(Component data from apps and pages)
-- Opening Marker --

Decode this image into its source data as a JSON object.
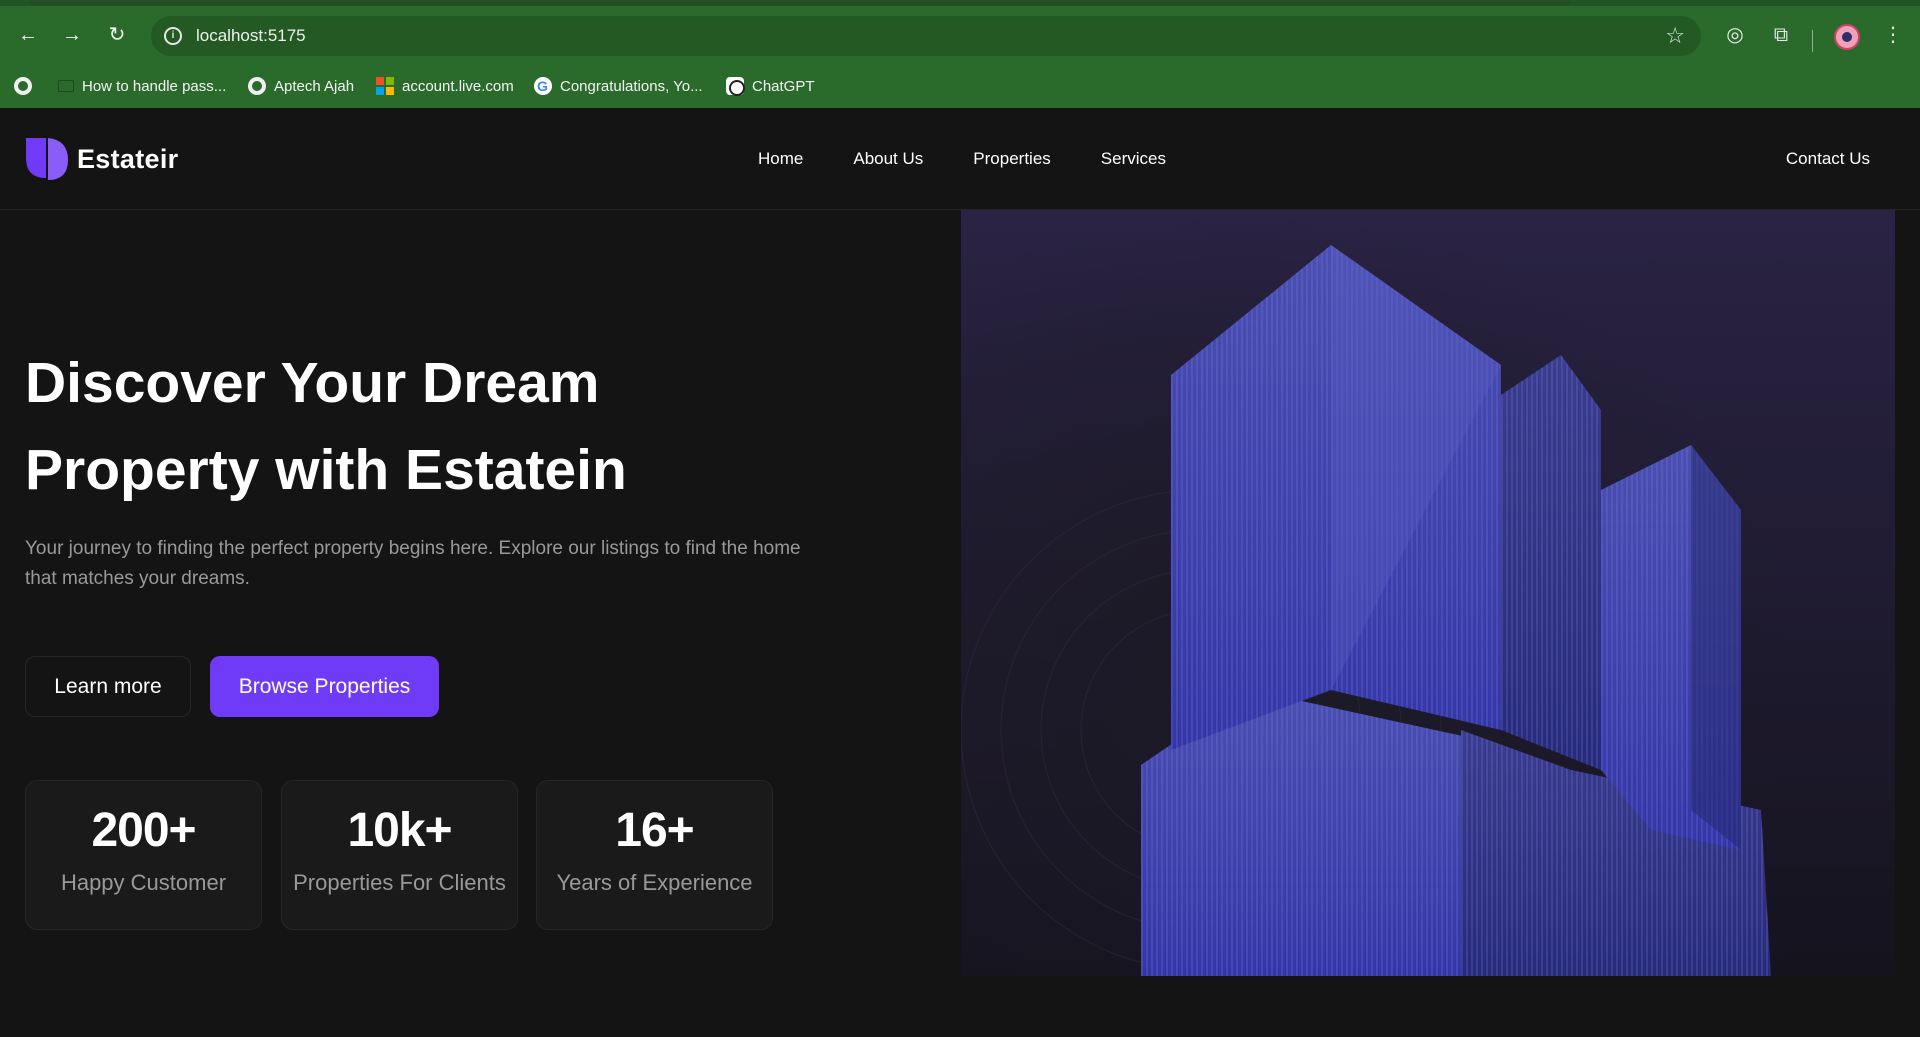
{
  "browser": {
    "url": "localhost:5175",
    "bookmarks": [
      {
        "label": "How to handle pass...",
        "icon": "folder-icon"
      },
      {
        "label": "Aptech Ajah",
        "icon": "globe-icon"
      },
      {
        "label": "account.live.com",
        "icon": "microsoft-icon"
      },
      {
        "label": "Congratulations, Yo...",
        "icon": "google-icon"
      },
      {
        "label": "ChatGPT",
        "icon": "chatgpt-icon"
      }
    ]
  },
  "site": {
    "brand": "Estateir",
    "nav": [
      "Home",
      "About Us",
      "Properties",
      "Services"
    ],
    "contact": "Contact Us",
    "accent": "#703bf7"
  },
  "hero": {
    "title_line1": "Discover Your Dream",
    "title_line2": "Property with Estatein",
    "subtitle": "Your journey to finding the perfect property begins here. Explore our listings to find the home that matches your dreams.",
    "learn_more": "Learn more",
    "browse": "Browse Properties"
  },
  "stats": [
    {
      "value": "200+",
      "label": "Happy Customer"
    },
    {
      "value": "10k+",
      "label": "Properties For Clients"
    },
    {
      "value": "16+",
      "label": "Years of Experience"
    }
  ]
}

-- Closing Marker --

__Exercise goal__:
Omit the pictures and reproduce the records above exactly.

__Task result__:
Decode this image into its source data as a JSON object.
{
  "browser": {
    "url": "localhost:5175",
    "bookmarks": [
      {
        "label": "How to handle pass...",
        "icon": "folder-icon"
      },
      {
        "label": "Aptech Ajah",
        "icon": "globe-icon"
      },
      {
        "label": "account.live.com",
        "icon": "microsoft-icon"
      },
      {
        "label": "Congratulations, Yo...",
        "icon": "google-icon"
      },
      {
        "label": "ChatGPT",
        "icon": "chatgpt-icon"
      }
    ]
  },
  "site": {
    "brand": "Estateir",
    "nav": [
      "Home",
      "About Us",
      "Properties",
      "Services"
    ],
    "contact": "Contact Us",
    "accent": "#703bf7"
  },
  "hero": {
    "title_line1": "Discover Your Dream",
    "title_line2": "Property with Estatein",
    "subtitle": "Your journey to finding the perfect property begins here. Explore our listings to find the home that matches your dreams.",
    "learn_more": "Learn more",
    "browse": "Browse Properties"
  },
  "stats": [
    {
      "value": "200+",
      "label": "Happy Customer"
    },
    {
      "value": "10k+",
      "label": "Properties For Clients"
    },
    {
      "value": "16+",
      "label": "Years of Experience"
    }
  ]
}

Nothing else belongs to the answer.